GOAL OF THE EXERCISE - For each line of the data below, copy it if it holds the word "Radius".

DATA EXTRACTS -
--
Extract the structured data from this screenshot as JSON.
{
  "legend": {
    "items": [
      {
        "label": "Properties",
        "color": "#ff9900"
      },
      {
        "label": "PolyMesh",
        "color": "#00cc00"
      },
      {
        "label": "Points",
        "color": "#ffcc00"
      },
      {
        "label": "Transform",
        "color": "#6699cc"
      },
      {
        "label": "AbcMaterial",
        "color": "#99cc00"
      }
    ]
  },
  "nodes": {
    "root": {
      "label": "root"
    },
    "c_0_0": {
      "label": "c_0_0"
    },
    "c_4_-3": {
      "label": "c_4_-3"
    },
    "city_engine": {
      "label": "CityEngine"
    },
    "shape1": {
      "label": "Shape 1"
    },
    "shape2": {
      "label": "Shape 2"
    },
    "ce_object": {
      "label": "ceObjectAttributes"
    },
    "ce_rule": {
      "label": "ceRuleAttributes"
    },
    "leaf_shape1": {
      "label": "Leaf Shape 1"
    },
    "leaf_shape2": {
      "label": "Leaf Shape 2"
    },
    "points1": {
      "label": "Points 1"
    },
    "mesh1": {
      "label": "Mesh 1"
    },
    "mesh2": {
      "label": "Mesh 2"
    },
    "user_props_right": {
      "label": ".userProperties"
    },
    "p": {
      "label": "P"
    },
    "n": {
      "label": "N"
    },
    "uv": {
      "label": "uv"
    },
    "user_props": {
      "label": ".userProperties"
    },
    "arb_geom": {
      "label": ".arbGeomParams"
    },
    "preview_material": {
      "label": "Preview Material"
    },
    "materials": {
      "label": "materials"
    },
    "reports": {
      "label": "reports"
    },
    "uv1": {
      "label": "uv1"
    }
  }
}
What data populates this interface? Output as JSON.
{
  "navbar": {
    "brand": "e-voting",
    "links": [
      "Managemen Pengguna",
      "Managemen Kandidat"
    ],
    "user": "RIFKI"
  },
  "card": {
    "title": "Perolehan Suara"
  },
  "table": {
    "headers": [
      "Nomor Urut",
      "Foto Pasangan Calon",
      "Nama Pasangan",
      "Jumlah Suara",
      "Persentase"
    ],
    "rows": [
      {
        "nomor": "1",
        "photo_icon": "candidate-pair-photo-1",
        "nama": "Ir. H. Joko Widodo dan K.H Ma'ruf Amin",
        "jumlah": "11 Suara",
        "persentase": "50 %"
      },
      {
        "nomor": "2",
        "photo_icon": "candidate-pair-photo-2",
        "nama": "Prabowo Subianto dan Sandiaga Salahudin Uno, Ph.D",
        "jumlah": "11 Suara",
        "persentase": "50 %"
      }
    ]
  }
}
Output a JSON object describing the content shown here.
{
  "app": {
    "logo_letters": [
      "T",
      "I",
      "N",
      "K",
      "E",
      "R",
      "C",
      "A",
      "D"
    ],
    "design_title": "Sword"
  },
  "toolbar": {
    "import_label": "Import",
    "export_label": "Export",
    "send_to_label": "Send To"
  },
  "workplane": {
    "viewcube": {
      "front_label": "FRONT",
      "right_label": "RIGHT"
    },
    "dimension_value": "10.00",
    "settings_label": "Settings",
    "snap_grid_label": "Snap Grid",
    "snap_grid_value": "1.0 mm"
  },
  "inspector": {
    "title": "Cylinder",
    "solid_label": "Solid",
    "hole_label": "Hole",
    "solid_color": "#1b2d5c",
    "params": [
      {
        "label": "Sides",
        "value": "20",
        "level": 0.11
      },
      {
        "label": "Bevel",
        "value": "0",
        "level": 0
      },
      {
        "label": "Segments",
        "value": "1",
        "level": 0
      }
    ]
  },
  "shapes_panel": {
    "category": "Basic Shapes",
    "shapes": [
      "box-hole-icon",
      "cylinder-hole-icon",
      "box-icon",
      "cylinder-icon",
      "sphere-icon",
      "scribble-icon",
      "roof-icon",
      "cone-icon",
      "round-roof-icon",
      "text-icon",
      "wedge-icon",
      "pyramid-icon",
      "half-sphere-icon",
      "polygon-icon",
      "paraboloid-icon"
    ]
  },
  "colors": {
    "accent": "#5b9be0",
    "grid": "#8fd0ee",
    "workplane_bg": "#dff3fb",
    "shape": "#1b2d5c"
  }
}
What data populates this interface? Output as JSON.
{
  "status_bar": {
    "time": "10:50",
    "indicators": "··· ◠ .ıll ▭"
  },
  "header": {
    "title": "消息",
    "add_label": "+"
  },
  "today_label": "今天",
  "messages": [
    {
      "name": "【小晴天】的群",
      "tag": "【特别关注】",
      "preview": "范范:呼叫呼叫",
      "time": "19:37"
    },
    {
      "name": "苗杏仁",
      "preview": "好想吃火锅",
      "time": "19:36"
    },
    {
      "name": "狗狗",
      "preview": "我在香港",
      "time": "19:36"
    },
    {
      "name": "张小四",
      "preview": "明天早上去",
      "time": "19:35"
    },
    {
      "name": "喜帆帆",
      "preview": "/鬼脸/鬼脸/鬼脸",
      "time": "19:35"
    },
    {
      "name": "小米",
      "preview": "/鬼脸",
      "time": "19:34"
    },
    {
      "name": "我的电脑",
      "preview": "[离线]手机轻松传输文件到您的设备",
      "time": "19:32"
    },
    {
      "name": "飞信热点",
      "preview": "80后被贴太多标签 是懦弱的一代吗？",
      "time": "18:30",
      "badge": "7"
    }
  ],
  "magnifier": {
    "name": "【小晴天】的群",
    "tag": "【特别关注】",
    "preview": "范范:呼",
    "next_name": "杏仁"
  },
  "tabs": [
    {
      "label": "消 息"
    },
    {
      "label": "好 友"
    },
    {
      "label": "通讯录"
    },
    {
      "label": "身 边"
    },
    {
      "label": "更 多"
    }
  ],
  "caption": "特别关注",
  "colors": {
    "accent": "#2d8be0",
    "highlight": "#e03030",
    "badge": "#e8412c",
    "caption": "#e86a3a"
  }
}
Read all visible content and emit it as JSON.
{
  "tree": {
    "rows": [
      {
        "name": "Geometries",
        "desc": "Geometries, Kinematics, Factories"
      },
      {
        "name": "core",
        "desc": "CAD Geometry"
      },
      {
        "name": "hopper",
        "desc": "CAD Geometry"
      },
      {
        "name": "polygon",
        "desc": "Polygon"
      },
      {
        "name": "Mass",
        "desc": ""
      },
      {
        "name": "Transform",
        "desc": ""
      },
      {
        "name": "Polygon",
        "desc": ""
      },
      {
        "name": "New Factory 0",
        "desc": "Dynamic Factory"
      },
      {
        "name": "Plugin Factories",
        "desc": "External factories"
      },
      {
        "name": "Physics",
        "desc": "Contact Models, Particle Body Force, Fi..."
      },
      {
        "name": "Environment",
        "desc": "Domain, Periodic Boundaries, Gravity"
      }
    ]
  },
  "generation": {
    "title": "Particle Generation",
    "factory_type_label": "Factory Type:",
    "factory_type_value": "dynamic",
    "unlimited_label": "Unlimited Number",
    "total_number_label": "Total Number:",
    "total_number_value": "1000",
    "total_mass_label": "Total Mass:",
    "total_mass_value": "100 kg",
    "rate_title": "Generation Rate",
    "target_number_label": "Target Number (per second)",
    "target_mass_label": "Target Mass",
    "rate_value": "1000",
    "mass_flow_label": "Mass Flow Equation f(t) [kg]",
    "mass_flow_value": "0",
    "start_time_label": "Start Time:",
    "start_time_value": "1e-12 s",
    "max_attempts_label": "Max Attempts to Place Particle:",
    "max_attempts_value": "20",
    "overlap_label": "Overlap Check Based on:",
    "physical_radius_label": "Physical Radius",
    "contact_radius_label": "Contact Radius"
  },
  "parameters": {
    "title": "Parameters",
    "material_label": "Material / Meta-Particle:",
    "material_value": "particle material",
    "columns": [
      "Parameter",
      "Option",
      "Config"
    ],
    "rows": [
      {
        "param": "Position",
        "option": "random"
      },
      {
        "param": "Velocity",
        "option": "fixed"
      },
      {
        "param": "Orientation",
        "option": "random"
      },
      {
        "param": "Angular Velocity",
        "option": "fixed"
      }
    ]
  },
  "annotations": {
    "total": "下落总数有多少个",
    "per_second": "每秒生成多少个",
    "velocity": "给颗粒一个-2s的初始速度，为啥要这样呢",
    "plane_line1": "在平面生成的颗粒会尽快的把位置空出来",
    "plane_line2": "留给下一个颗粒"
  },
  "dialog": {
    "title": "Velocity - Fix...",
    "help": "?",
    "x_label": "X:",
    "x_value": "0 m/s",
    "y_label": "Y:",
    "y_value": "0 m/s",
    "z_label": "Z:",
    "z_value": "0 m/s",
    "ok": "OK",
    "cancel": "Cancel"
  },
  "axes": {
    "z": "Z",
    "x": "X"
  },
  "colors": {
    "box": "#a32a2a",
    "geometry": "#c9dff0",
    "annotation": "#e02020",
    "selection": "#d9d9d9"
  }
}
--
EXERCISE RESULT -
    "physical_radius_label": "Physical Radius",
    "contact_radius_label": "Contact Radius"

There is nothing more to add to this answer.